Department of US Government Gets Why Teleworking Works

Imagine a work life that includes two or more days a week of working from home and a compressed work schedule that gives you an extra day off every other week, covers half the cost of installation and service fees for home broadband, and the ability when you are in the office to take up to three work hours a week to attend on-site fitness instruction. Does the Department of Defense come to mind?
You might not believe the Defense Information Systems Agency (DISA) would be a hotbed of telecommuting, but it is. The federal agency, made up of 5,000 civilians and 1,600 to 1,700 military personnel, provides information systems support for the DoD.
According to Jack Penkoske, the director for manpower, personnel and security, about 40 percent of the highly technical workforce is doing what the agency calls “teleworking” either on a regular basis or ad hoc.

In part the teleworking program is intended to help the agency retain people after it consolidates DISA operations in the Washington, D.C. area to Ft. Meade, Maryland starting in 2010. “But in the larger scheme, it’s something we would do anyway,” said Penkoske.
DISA has discovered, he said, that even jobs with a physical component to them — such as facilities inspector — can provide opportunities for teleworking. “There’s going to be a day out of the week where they have to write up reports,” he explained. “It’s more time management. You segment the work that way.”
The agency’s turnover rate is relatively low at six percent, good news at a time when the feds are facing the baby-boomer retirement crisis in its ranks. One 2004 DoD estimate said that 43 percent of its civilians workers would be eligible to retire by 2009. Penkoske said that in the past couple of years, DISA has been able to reduce the average age of its employees to be three years below the federal average.
The road to a home-based workforce has faced “pockets of resistance,” said Penkoske. “Our strategy over the last couple of years has been, knock down any of the barriers.”
They’ve included the usual, such as the argument that DISA lacked the right equipment. Now, nine of 10 computers are mobile (each outfitted with a card reader for security purposes).
Another objection among managers: How do we measure productivity? Penkoske’s response.

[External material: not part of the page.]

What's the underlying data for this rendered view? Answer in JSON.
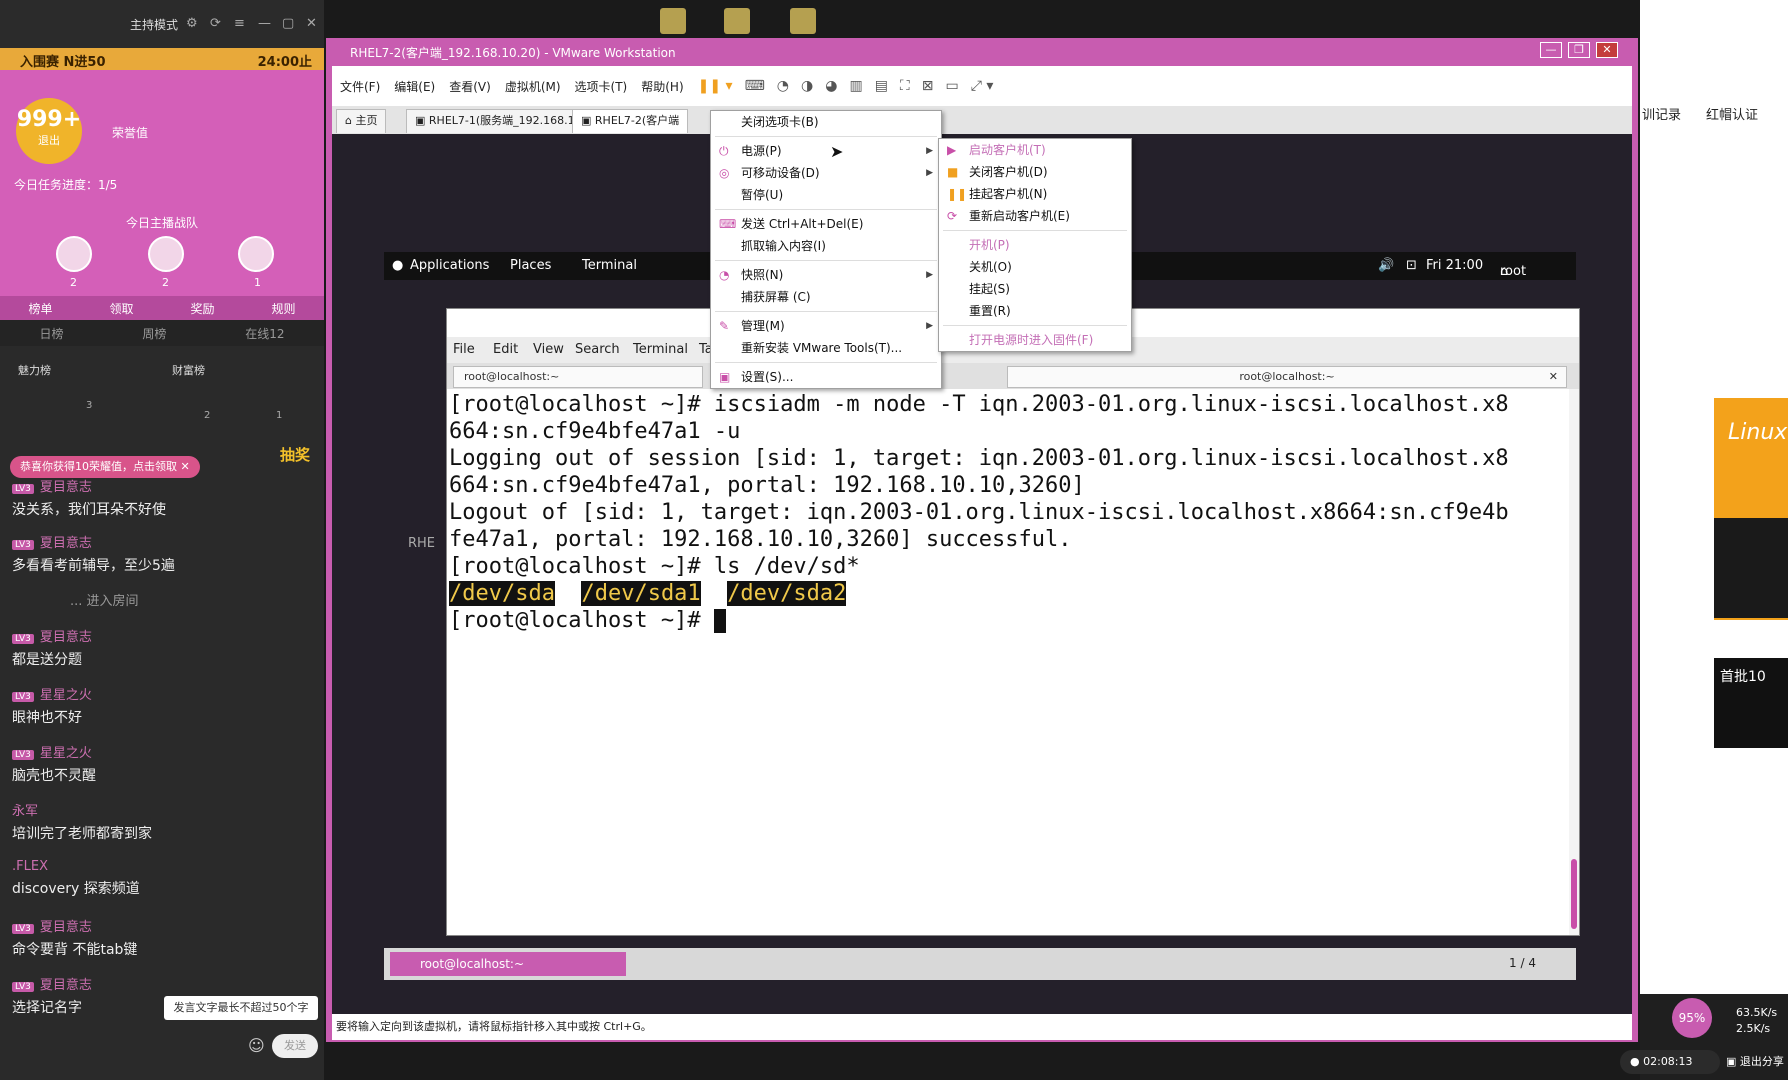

You do it the same way as when the employee is sitting in front of you for eight hours. “If you have good measures in place now, you can continue to measure it.”
Ironically, as an executive, Penkoske doesn’t telework yet, nor do the other executives in the agency. That was a conscious decision, he said, made to ensure that the leadership ranks wouldn’t exploit telework before ordinary personnel had the equipment and training they needed to be able to do it. “We telework on Saturdays and Sundays,” he joked.
“We believe in telework — for a lot of reasons you hear: morale purposes and quality of life, [to reduce] traffic congestion and pollution” said Penkoske. “Where we really try to put the focus on is if telework is done correctly, it should as a minimum keep the same — and in most cases increase — productivity… Who’s going to argue with that?”